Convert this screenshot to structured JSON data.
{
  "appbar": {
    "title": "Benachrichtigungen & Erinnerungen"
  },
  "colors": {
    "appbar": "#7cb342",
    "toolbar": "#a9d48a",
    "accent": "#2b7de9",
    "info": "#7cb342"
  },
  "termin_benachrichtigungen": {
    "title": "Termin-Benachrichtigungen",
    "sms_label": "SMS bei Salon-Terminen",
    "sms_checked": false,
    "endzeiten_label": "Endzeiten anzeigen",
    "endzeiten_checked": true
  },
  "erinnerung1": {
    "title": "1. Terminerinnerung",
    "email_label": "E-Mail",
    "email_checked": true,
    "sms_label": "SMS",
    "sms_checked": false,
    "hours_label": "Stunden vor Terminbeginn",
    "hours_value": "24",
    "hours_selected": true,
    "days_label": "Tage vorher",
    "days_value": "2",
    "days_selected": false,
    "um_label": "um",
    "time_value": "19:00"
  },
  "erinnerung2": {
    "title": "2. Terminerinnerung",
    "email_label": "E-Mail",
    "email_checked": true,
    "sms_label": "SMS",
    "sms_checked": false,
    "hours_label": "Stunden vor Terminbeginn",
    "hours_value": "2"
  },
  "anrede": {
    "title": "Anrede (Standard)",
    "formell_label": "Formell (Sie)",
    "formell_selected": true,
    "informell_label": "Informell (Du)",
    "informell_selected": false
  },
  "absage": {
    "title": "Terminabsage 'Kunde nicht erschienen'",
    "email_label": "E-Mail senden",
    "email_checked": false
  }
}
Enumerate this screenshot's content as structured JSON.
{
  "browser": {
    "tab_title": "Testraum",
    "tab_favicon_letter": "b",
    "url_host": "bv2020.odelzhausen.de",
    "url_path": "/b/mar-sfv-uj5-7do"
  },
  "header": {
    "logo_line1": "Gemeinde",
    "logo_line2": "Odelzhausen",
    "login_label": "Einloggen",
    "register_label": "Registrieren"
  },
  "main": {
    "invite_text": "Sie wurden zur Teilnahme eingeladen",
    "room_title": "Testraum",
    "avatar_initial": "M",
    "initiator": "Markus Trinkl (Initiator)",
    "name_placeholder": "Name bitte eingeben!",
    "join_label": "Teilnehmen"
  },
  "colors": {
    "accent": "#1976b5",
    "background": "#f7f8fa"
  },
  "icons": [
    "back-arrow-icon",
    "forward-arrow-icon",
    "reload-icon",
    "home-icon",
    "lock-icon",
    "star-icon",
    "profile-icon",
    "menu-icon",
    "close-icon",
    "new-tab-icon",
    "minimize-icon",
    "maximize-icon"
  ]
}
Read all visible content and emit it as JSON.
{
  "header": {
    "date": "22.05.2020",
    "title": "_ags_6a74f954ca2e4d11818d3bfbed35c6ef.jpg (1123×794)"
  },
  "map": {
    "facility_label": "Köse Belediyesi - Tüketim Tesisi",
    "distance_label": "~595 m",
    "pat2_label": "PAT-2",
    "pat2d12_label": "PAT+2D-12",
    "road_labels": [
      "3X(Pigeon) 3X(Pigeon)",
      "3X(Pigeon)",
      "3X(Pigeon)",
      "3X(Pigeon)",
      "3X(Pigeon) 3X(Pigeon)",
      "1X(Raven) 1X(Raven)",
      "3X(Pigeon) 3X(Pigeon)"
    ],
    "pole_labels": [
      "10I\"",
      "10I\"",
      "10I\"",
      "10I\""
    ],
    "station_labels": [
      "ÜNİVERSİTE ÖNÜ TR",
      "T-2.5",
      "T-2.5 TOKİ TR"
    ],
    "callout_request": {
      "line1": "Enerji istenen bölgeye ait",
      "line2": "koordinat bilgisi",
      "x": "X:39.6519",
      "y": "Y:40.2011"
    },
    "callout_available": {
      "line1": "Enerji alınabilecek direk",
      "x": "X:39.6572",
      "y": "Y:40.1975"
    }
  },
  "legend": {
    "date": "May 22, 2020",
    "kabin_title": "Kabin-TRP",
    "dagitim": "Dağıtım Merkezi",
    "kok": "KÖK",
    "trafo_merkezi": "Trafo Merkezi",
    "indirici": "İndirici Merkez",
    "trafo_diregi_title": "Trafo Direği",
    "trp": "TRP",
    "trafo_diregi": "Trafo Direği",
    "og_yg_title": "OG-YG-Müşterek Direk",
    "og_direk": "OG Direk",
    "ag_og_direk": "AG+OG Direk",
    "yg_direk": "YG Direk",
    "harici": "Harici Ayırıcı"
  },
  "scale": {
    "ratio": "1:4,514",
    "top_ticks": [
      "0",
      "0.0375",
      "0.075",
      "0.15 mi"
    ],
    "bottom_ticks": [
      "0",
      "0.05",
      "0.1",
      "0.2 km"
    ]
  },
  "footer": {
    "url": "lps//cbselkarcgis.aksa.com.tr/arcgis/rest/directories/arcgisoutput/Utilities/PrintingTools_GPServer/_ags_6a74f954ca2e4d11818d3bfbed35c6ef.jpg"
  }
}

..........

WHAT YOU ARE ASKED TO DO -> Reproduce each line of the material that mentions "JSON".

RESPONSE BELOW ->
Convert this screenshot to structured JSON data.
Enumerate this screenshot's content as structured JSON.
Read all visible content and emit it as JSON.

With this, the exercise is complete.